month period establish continuity). Therefore, having
adequately alleged both "relatedness" and "continuity,"
plaintiffs have sufficiently pleaded a "pattern" of
6) NASPG and ICJS Allegations of Damages
Defendants next claim that, as to NASPG and ICJS, the amended
complaint fails to allege cognizable damages because those
plaintiffs "got what they bargained for. The conferences took
place as scheduled. How were they damaged?" Defendants'
Memorandum at 20. Yet even a cursory review of the amended
complaint patently reveals explicit allegations that the funds
for the NASPG conference and ICJS conference were given to
Orbit in reliance on statements that such funds would be used

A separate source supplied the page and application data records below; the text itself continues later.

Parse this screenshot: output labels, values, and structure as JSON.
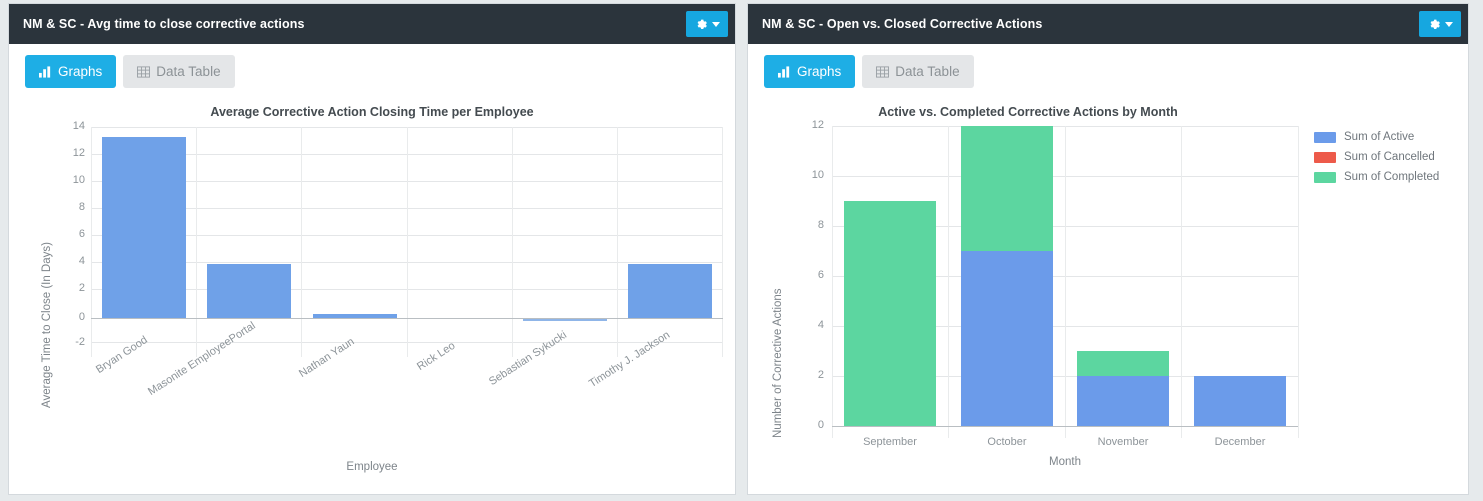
{
  "panels": [
    {
      "title": "NM & SC - Avg time to close corrective actions",
      "gear_icon": "gear-icon",
      "caret_icon": "chevron-down-icon",
      "tabs": [
        {
          "label": "Graphs",
          "icon": "bar-chart-icon",
          "active": true
        },
        {
          "label": "Data Table",
          "icon": "table-icon",
          "active": false
        }
      ]
    },
    {
      "title": "NM & SC - Open vs. Closed Corrective Actions",
      "gear_icon": "gear-icon",
      "caret_icon": "chevron-down-icon",
      "tabs": [
        {
          "label": "Graphs",
          "icon": "bar-chart-icon",
          "active": true
        },
        {
          "label": "Data Table",
          "icon": "table-icon",
          "active": false
        }
      ]
    }
  ],
  "chart_data": [
    {
      "type": "bar",
      "title": "Average Corrective Action Closing Time per Employee",
      "xlabel": "Employee",
      "ylabel": "Average Time to Close (In Days)",
      "categories": [
        "Bryan Good",
        "Masonite EmployeePortal",
        "Nathan Yaun",
        "Rick Leo",
        "Sebastian Sykucki",
        "Timothy J. Jackson"
      ],
      "values": [
        13.5,
        4,
        0.3,
        0,
        -0.1,
        4
      ],
      "ylim": [
        -2,
        14
      ],
      "yticks": [
        14,
        12,
        10,
        8,
        6,
        4,
        2,
        0,
        -2
      ],
      "grid": true,
      "legend": "none",
      "bar_color": "#6fa1e8"
    },
    {
      "type": "bar",
      "subtype": "stacked",
      "title": "Active vs. Completed Corrective Actions by Month",
      "xlabel": "Month",
      "ylabel": "Number of Corrective Actions",
      "categories": [
        "September",
        "October",
        "November",
        "December"
      ],
      "series": [
        {
          "name": "Sum of Active",
          "color": "#6b9bea",
          "values": [
            0,
            7,
            2,
            2
          ]
        },
        {
          "name": "Sum of Cancelled",
          "color": "#ed5a4a",
          "values": [
            0,
            0,
            0,
            0
          ]
        },
        {
          "name": "Sum of Completed",
          "color": "#5cd6a0",
          "values": [
            9,
            5,
            1,
            0
          ]
        }
      ],
      "totals": [
        9,
        12,
        3,
        2
      ],
      "ylim": [
        0,
        12
      ],
      "yticks": [
        12,
        10,
        8,
        6,
        4,
        2,
        0
      ],
      "grid": true,
      "legend": "right"
    }
  ]
}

only for conference-related purposes, Amended Complaint ¶¶ 12,
18, and that significant amounts of those funds were in fact
not used for those purposes. Amended Complaint ¶¶ 13, 21.

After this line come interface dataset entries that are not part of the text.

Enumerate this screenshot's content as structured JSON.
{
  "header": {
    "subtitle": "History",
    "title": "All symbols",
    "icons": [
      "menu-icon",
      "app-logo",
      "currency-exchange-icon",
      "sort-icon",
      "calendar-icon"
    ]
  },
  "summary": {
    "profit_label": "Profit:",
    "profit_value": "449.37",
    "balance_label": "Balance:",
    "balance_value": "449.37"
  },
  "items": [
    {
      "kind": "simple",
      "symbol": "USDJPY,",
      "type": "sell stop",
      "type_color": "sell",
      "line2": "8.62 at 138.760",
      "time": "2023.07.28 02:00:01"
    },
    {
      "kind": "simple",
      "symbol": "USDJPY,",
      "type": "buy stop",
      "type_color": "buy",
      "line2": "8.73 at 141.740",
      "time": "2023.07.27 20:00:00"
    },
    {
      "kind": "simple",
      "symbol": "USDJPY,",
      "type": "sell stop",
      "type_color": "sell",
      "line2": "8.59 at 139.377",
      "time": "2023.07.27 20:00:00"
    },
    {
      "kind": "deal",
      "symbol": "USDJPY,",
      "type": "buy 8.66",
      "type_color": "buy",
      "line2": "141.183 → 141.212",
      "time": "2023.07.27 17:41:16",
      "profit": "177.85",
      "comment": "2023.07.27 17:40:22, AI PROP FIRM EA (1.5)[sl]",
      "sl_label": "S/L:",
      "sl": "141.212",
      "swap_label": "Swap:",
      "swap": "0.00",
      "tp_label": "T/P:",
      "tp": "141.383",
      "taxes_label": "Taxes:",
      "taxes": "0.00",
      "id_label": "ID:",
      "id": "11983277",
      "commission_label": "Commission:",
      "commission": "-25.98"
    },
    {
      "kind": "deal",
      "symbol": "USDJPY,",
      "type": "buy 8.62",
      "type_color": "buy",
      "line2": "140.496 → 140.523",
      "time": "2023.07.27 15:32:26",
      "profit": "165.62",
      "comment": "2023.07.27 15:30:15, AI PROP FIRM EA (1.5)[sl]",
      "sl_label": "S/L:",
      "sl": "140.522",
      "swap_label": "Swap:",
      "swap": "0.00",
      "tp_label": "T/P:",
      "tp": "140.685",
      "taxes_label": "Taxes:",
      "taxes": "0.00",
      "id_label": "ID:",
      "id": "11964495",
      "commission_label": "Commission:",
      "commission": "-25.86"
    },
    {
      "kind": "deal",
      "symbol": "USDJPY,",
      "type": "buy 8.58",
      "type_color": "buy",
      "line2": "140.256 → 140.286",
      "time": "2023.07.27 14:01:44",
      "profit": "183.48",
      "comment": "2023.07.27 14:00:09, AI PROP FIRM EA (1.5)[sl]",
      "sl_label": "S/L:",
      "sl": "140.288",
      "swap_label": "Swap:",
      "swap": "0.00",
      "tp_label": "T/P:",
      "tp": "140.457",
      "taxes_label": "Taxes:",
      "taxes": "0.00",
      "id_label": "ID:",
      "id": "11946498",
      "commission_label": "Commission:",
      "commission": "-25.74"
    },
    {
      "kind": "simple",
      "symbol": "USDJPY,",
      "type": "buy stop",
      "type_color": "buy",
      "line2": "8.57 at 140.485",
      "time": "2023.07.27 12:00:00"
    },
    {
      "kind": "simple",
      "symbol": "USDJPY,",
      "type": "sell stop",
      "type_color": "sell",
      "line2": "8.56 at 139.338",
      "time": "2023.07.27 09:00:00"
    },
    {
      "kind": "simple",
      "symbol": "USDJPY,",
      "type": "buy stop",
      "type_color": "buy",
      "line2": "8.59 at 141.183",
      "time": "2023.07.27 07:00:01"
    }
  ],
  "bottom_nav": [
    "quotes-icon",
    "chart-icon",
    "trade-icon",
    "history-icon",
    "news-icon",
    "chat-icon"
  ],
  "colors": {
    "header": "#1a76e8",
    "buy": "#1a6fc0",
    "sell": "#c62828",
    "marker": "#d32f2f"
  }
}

Hence, defendants' argument regarding the lack of sufficiency
of the damages allegations is without merit.
7) Constitutionality of the RICO Statute
Leaving no stone unturned, defendants attack the RICO statute
as unconstitutionally vague. Although the Supreme Court has yet
to pass on this question, the Second Circuit has considered and
rejected defendants' argument. See United States v. Ruggiero,
726 F.2d 913, 923 (2d Cir.), cert. denied, 469 U.S. 831, 105
S.Ct. 118, 83 L.Ed.2d 60 (1984); Scotto, supra, 641 F.2d at 52;
United States v. Huber, 603 F.2d 387, 393 (2d Cir. 1979), cert.
denied, 445 U.S. 927, 100 S.Ct. 1312, 63 L.Ed.2d 759 (1980);
see also Chase Manhattan Bank, N.A. v. Malatesta, 1990 WL
96748, 1990 U.S.Dist. LEXIS 9222 (S.D.N.Y. July 6, 1990) ("The
Second Circuit has rejected the argument that the RICO statute
is unconstitutionally vague."); United States v. Paccione,
738 F. Supp. 691, 698-99 (S.D.N.Y. 1990). Accordingly, defendants'
motion to dismiss the amended complaint on the ground that the
RICO statute is unconstitutionally vague is denied.
8) The Pendent State Law Claims
Had plaintiffs' RICO claims been dismissed by this Court,
defendants sought the dismissal of plaintiffs' pendent state
law claims. However, given the Court's decision not to dismiss
the RICO claims in this action, dismissal of plaintiffs'
pendent claims is not appropriate. See United Mine Workers of
America v. Gibbs, 383 U.S. 715, 86 S.Ct. 1130, 16 L.Ed.2d 218
For the reasons stated above, defendants' motion to dismiss
the RICO counts in this action, as well as the pendent state
law claims, is denied in its entirety.